Manufacturing the first functional prototype took almost 10 years, but at that time the performance was not able to compete with the then modern ways of detecting photons. “In 2014 the State-of-Art detection efficiency was still 30%.” This has almost tripled in the past decade.
With our technology (SNSPD) you can reach more than 90% probability to detect a photon, and additionally very low dark counts and very short recovery times. This is necessary if you want to transmit information via photons very quickly, which is necessary in quantum communication.
-Jessie Qin-Dregely, COO at Single Quantum.
One of the founders of Single Quantum, Sander Dorenbos, first got involved in photon-detection in 2007. Jessie explains that from there on, things changed fast. “Sander did his Ph.D. on this topic under supervision by prof. Val Zwiller. We are quite unique since we have no investors, we are already selling our devices. In the first year, we only sold 2 or 3 systems. In 2014 the sales revenue was already significant, and this kept increasing until this moment. By far, Single Quantum has sold about 150 systems all over the world. We are proud to have achieved this without investors.”

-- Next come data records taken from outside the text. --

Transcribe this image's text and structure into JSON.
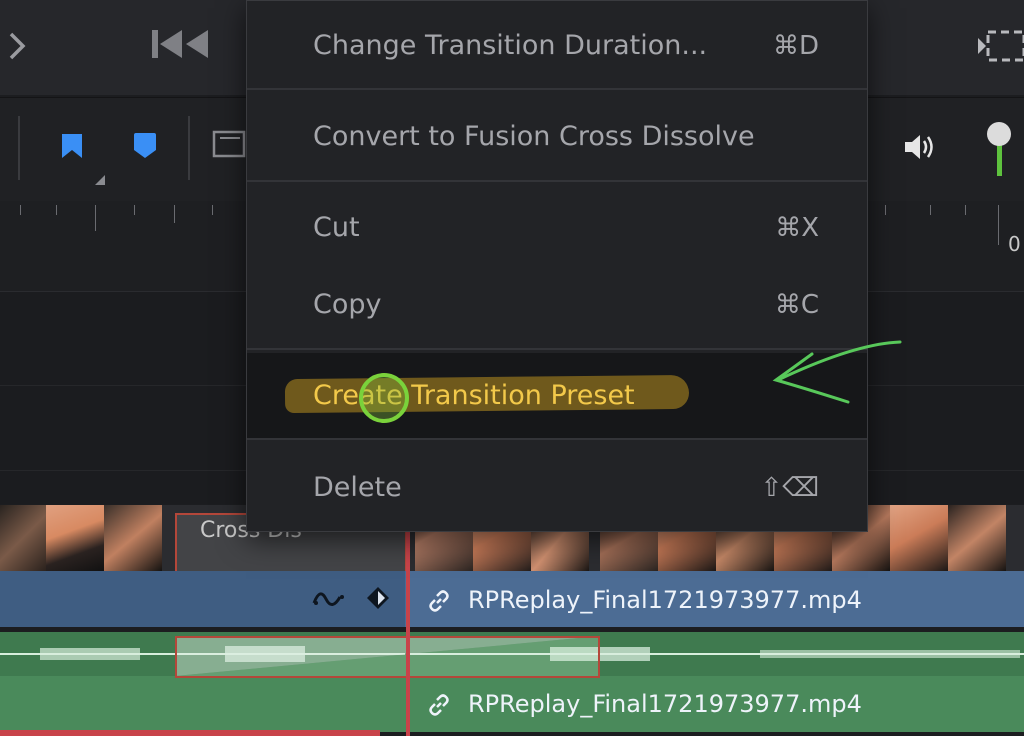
{
  "header": {
    "nav_icon": "chevron-right-icon",
    "skip_icon": "skip-to-start-icon",
    "corner_icon": "clip-view-icon"
  },
  "toolbar": {
    "flag_color": "#3a8ff5",
    "marker_color": "#3a8ff5",
    "audio_icon": "speaker-icon",
    "volume_icon": "volume-knob-icon"
  },
  "ruler": {
    "timecode_partial": "0"
  },
  "context_menu": {
    "items": [
      {
        "label": "Change Transition Duration...",
        "shortcut": "⌘D"
      },
      {
        "label": "Convert to Fusion Cross Dissolve",
        "shortcut": ""
      },
      {
        "label": "Cut",
        "shortcut": "⌘X"
      },
      {
        "label": "Copy",
        "shortcut": "⌘C"
      },
      {
        "label": "Create Transition Preset",
        "shortcut": "",
        "highlighted": true
      },
      {
        "label": "Delete",
        "shortcut": "⇧⌫"
      }
    ],
    "highlight_color": "#f3c94a",
    "cursor_color": "#7ad23b",
    "annotation_arrow_color": "#58c85a"
  },
  "timeline": {
    "transition_label": "Cross Dis",
    "video_clip_name": "RPReplay_Final1721973977.mp4",
    "audio_clip_name": "RPReplay_Final1721973977.mp4",
    "video_track_color": "#4c6c94",
    "audio_track_color": "#4a8a5b",
    "playhead_color": "#c8434a"
  }
}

Jessie herself joined Single Quantum in 2015. “In the beginning, there was no dedicated person in sales. In 2014 Single Quantum decided that such a person should join the team.” That person was Jessie. “I have a Ph.D. in electrical engineering. Before I moved here, I was working at the University of Stuttgart as a Postdoc in Nanophotonics. It was a former colleague/friend who was doing a postdoc in the group of Professor Zwiller who made a reference for me.”
Since Jessie joined Single Quantum, the team grew from 5 to almost 50 employees. And with more employees, processes in the company must be streamlined. “But still, we have managed to keep the startup vibe and keep the bureaucracy as little as possible and we have a hierarchy-flat structure. We organise many team-building activities. We are a young yet experienced company.”
Jessie thinks of this as responsible growth, the goal of the company is not to grow for the sake of growing. “We don’t want to grow at any cost, we want to provide a nice working environment, making sure everyone at Single Quantum can thrive.” The notion of responsible growth is something that Jessie envisions for all the young students who may end up in the field of quantum technology. “I think we are living in an age where there is a boom of startups. Young people should not graduate to then go to a big corporation to be a screw in a large system. Society needs more small and medium enterprises because then the ecosystem is healthier.”
We are quite unique since we have no investors, we are already selling our devices. In the first year, we only sold 2 or 3 systems. In 2014 the sales revenue was already significant, and this kept increasing until this moment. By far, Single Quantum has sold about 150 systems all over the world. We are proud to have achieved this without investors.
-Jessie Qin-Dregely, COO at Single Quantum.
The work that Jessie and her colleagues do at Single Quantum allows scientists and other users to unlock the full potential of their research or inventions. As Jessie and her colleagues improve their ability to look closely at individual photons, we keep a close eye on Single Quantum and their developments.
📷 Photos by Rebekka Mell, taken at TNO’s Quantum Information Technology Testing facility (QITT), which is an open testing facility that meets the specific market need for an independent, confidential, proprietary test laboratory.